[Stored items from a collection]
========

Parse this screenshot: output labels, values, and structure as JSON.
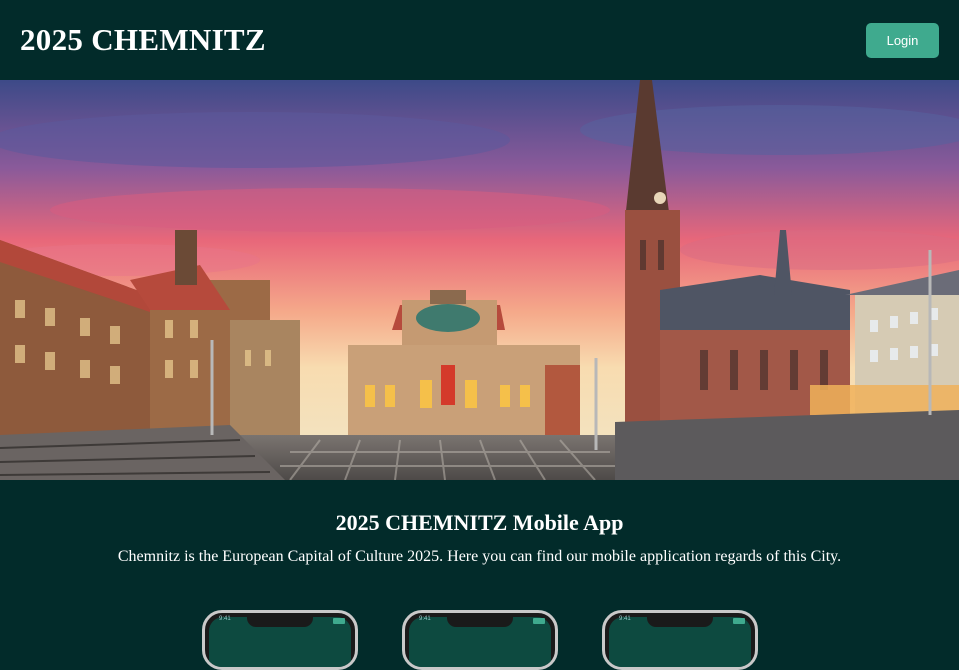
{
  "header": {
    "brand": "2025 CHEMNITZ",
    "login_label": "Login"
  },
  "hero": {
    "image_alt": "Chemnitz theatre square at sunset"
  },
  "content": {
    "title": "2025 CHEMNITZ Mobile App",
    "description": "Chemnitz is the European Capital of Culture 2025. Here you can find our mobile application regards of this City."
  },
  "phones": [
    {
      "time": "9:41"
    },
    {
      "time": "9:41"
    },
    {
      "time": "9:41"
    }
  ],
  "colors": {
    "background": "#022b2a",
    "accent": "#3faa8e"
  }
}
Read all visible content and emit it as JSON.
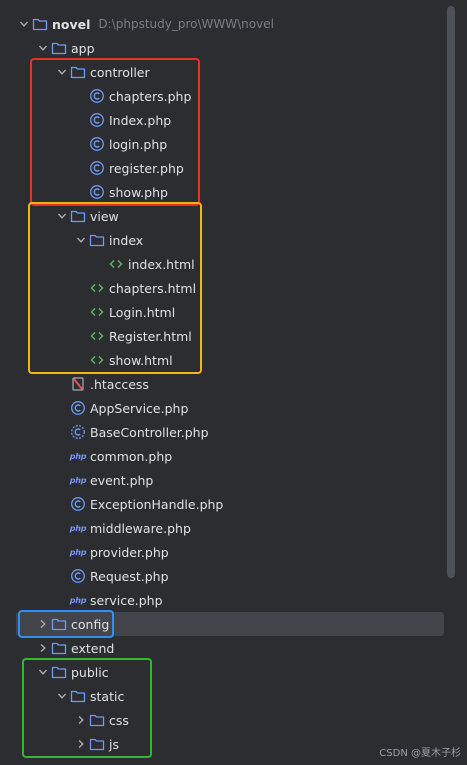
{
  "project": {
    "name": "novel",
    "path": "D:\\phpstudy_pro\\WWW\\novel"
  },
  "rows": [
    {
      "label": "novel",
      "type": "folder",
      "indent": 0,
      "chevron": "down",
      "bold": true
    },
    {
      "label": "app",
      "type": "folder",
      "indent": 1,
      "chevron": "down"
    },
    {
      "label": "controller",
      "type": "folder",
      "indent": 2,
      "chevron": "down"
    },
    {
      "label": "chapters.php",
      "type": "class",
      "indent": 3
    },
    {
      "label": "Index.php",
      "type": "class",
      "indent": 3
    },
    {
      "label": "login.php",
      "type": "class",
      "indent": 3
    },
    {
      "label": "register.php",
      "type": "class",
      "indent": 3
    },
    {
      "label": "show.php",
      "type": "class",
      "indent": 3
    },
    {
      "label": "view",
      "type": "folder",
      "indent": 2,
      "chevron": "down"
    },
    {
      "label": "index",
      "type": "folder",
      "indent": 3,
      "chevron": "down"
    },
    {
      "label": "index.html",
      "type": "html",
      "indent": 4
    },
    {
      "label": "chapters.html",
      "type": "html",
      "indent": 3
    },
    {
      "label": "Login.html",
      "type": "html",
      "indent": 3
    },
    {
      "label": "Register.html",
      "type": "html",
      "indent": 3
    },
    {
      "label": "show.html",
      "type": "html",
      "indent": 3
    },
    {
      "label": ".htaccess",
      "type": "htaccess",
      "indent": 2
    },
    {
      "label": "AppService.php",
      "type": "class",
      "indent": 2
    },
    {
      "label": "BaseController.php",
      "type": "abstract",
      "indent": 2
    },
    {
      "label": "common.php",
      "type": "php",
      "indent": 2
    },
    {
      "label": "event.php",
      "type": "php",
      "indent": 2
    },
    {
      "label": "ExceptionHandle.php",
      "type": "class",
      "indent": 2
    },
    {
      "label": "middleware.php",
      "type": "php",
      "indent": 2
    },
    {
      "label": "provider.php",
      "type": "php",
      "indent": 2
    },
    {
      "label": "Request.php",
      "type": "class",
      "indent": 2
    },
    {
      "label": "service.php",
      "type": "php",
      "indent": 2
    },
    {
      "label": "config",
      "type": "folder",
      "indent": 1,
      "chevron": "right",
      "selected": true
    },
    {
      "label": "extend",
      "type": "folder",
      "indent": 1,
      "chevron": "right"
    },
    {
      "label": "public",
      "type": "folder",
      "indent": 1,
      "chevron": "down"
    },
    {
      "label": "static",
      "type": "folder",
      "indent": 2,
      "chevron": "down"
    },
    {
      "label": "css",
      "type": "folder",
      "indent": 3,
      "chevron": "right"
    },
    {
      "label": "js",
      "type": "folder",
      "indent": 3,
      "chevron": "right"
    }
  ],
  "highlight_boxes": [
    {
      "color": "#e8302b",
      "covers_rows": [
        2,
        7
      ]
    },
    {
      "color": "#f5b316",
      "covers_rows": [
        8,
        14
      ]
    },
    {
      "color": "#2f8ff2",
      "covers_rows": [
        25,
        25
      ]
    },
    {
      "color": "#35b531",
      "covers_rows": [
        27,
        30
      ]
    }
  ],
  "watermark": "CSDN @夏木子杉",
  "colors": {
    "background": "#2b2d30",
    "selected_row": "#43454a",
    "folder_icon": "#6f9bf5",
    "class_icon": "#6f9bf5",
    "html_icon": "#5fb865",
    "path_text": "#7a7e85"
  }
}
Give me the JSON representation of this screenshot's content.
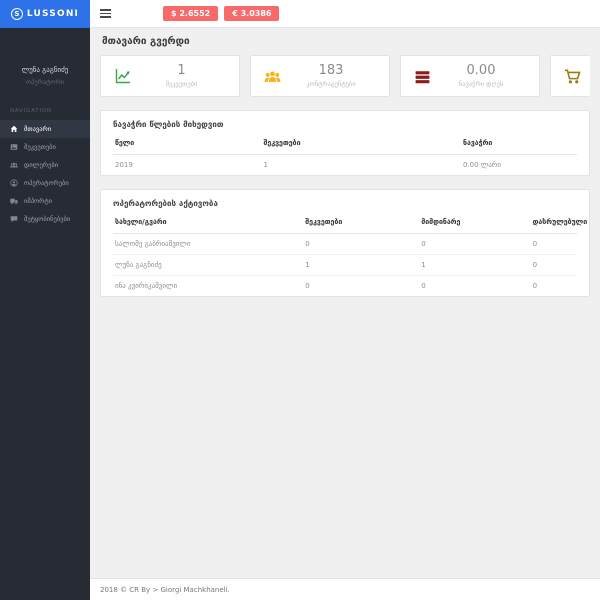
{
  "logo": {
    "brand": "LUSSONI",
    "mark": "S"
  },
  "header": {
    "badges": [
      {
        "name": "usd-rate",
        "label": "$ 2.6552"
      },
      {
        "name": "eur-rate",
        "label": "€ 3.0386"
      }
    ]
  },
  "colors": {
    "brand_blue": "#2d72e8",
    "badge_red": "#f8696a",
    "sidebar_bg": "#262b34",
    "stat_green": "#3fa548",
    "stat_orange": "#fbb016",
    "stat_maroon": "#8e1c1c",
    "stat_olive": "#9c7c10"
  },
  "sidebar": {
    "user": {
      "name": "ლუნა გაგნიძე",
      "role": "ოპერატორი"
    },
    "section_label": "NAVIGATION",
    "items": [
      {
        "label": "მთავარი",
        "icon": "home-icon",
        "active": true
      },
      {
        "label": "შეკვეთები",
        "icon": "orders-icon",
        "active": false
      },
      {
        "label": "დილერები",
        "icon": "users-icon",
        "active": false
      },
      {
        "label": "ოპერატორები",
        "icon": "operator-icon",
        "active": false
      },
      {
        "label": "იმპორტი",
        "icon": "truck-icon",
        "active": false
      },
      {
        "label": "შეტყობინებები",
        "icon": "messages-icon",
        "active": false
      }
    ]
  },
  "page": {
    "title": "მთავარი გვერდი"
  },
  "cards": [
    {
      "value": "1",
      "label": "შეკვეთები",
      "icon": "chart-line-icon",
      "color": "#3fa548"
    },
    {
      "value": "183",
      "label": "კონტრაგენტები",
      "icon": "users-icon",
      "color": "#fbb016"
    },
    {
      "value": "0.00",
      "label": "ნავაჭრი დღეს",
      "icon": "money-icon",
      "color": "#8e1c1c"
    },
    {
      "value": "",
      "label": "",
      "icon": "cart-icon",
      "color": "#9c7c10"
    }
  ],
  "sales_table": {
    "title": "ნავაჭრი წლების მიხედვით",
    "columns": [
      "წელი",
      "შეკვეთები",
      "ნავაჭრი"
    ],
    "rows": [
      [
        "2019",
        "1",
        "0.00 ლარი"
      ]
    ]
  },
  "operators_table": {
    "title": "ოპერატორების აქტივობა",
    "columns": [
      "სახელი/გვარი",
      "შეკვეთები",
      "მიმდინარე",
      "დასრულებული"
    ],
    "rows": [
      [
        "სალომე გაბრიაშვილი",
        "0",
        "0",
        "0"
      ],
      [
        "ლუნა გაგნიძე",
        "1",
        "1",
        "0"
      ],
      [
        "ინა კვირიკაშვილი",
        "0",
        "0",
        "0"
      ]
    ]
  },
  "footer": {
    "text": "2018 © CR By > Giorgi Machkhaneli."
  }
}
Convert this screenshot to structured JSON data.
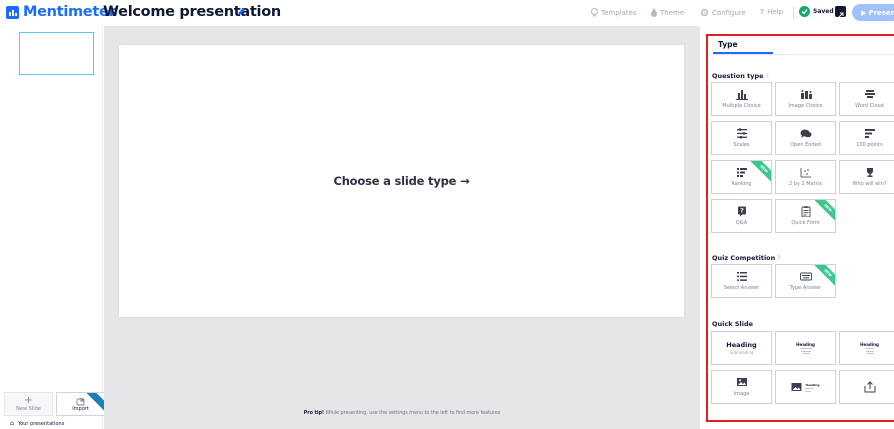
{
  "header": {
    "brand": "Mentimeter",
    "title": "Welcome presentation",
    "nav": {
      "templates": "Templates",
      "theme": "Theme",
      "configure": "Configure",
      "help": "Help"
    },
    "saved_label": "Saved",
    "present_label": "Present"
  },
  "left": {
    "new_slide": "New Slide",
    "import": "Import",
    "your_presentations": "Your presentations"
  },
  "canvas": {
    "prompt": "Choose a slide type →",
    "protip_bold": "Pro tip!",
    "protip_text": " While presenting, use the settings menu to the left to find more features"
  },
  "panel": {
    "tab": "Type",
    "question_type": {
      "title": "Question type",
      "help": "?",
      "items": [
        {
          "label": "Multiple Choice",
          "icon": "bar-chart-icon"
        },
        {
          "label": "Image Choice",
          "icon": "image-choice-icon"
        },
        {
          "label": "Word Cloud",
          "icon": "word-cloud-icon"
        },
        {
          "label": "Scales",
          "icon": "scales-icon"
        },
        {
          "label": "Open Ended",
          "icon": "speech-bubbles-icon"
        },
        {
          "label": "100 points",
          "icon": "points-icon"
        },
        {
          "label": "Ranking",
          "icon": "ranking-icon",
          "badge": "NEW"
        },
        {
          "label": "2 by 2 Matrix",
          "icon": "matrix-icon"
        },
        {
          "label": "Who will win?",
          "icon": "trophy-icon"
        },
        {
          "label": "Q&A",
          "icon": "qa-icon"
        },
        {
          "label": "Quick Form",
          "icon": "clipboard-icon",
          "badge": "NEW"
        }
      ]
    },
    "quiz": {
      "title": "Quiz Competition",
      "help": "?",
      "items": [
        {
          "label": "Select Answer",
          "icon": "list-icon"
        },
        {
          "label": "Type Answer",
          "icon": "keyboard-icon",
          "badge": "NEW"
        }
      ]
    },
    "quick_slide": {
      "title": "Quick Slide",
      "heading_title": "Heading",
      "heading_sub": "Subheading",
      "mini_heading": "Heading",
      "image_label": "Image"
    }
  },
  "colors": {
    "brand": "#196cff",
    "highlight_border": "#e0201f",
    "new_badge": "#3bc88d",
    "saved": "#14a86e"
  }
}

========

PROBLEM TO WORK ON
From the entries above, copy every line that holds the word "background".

SOLUTION
    "background": "#022b2a",
    "background": "#2b2d30",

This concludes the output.